Goal of the exercise — Copy out each record below, exactly as given.
_ _ _ _ _
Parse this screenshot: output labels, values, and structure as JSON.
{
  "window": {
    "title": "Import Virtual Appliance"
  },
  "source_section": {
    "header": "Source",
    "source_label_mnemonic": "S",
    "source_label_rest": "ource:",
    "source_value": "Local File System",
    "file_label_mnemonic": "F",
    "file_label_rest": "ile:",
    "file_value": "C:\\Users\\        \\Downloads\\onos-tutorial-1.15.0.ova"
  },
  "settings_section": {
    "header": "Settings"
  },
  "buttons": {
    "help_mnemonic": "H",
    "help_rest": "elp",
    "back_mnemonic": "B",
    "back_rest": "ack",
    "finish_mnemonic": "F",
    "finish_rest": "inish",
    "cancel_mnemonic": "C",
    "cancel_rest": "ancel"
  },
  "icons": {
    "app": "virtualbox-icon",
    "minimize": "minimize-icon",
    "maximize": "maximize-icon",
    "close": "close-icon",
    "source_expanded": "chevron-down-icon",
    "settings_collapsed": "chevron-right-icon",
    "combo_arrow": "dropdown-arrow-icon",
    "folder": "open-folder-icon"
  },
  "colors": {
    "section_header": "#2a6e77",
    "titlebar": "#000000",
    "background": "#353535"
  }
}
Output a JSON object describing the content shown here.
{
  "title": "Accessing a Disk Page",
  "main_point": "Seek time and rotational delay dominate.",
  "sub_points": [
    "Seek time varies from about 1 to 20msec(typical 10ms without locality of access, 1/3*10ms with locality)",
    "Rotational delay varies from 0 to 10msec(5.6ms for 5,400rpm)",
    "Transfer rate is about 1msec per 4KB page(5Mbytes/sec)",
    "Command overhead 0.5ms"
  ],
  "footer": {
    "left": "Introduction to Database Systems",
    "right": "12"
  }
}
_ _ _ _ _
Completed task —
Parse this screenshot: output labels, values, and structure as JSON.
{
  "window": {
    "title": "Import Virtual Appliance"
  },
  "source_section": {
    "header": "Source",
    "source_label_mnemonic": "S",
    "source_label_rest": "ource:",
    "source_value": "Local File System",
    "file_label_mnemonic": "F",
    "file_label_rest": "ile:",
    "file_value": "C:\\Users\\        \\Downloads\\onos-tutorial-1.15.0.ova"
  },
  "settings_section": {
    "header": "Settings"
  },
  "buttons": {
    "help_mnemonic": "H",
    "help_rest": "elp",
    "back_mnemonic": "B",
    "back_rest": "ack",
    "finish_mnemonic": "F",
    "finish_rest": "inish",
    "cancel_mnemonic": "C",
    "cancel_rest": "ancel"
  },
  "icons": {
    "app": "virtualbox-icon",
    "minimize": "minimize-icon",
    "maximize": "maximize-icon",
    "close": "close-icon",
    "source_expanded": "chevron-down-icon",
    "settings_collapsed": "chevron-right-icon",
    "combo_arrow": "dropdown-arrow-icon",
    "folder": "open-folder-icon"
  },
  "colors": {
    "section_header": "#2a6e77",
    "titlebar": "#000000",
    "background": "#353535"
  }
}
Output a JSON object describing the content shown here.
{
  "title": "Accessing a Disk Page",
  "main_point": "Seek time and rotational delay dominate.",
  "sub_points": [
    "Seek time varies from about 1 to 20msec(typical 10ms without locality of access, 1/3*10ms with locality)",
    "Rotational delay varies from 0 to 10msec(5.6ms for 5,400rpm)",
    "Transfer rate is about 1msec per 4KB page(5Mbytes/sec)",
    "Command overhead 0.5ms"
  ],
  "footer": {
    "left": "Introduction to Database Systems",
    "right": "12"
  }
}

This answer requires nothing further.